-- Assignment --
For the word "JSON", count the lines of the data that include it and give only the total.

-- Stored dataset items --
- - - -

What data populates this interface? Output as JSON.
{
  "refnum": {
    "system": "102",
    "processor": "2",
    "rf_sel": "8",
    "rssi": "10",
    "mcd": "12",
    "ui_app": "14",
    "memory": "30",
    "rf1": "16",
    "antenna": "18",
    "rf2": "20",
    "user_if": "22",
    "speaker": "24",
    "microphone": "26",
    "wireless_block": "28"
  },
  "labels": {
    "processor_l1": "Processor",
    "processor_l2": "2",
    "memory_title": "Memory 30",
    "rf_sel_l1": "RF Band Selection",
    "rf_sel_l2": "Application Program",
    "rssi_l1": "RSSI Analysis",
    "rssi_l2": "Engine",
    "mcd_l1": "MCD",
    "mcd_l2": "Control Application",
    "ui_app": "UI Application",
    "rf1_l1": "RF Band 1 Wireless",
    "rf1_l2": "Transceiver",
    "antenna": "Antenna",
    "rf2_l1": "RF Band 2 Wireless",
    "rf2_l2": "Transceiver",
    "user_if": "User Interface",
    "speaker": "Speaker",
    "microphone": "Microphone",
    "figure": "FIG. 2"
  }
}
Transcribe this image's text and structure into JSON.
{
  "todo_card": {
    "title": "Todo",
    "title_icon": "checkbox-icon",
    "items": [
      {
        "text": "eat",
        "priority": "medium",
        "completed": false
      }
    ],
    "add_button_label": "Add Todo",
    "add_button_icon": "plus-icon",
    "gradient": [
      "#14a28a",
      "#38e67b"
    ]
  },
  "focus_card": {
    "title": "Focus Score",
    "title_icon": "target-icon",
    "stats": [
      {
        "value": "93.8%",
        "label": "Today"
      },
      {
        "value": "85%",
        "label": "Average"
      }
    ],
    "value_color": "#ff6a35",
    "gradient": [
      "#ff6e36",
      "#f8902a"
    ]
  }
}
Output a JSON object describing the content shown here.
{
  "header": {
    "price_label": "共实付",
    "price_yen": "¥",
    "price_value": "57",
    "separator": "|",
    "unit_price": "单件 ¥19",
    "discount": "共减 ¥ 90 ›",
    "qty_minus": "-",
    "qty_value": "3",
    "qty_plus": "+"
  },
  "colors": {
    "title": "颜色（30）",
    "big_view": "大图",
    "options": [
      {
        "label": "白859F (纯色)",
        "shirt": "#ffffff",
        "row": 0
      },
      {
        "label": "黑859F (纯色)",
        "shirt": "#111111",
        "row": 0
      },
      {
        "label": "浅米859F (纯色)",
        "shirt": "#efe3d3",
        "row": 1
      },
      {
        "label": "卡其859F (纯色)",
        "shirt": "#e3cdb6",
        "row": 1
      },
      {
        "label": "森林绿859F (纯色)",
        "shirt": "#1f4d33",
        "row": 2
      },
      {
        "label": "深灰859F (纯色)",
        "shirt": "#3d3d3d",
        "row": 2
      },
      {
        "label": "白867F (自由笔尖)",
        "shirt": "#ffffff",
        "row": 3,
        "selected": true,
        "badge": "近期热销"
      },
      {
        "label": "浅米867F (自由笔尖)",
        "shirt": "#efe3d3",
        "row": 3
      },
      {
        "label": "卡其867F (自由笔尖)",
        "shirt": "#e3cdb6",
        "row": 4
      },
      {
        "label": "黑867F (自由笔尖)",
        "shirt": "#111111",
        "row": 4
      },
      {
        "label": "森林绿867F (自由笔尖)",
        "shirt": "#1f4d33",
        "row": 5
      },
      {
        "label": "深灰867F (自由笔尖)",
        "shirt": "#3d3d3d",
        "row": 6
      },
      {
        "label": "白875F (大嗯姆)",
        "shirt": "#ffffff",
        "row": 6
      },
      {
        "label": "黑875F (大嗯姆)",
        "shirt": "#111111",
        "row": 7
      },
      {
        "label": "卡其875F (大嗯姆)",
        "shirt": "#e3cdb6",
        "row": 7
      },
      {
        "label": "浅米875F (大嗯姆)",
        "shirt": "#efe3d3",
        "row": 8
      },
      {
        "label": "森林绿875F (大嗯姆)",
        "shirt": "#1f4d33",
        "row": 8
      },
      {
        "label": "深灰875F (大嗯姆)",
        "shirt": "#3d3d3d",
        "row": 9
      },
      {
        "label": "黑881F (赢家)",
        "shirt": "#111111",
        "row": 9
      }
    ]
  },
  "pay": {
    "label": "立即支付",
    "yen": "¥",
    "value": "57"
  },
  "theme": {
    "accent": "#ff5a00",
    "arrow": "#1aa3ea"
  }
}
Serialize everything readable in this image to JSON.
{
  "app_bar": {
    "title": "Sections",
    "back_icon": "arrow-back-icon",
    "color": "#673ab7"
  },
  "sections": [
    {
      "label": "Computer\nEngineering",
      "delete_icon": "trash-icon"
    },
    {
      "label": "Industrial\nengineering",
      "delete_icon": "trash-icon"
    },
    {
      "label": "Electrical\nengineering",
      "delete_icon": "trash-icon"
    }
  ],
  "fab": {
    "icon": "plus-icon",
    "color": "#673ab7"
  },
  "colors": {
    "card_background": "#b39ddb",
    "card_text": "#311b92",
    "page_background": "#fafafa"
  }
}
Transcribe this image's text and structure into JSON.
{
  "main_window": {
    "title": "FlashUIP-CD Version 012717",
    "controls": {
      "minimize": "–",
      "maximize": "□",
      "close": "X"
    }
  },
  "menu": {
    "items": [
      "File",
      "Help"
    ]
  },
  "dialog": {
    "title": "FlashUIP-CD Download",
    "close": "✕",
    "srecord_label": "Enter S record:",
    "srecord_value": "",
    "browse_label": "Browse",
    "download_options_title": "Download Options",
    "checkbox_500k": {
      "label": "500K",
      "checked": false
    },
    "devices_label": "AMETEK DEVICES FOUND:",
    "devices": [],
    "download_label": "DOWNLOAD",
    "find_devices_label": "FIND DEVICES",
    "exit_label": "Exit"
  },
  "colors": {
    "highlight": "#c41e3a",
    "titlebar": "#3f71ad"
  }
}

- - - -

-- Exercise result --
5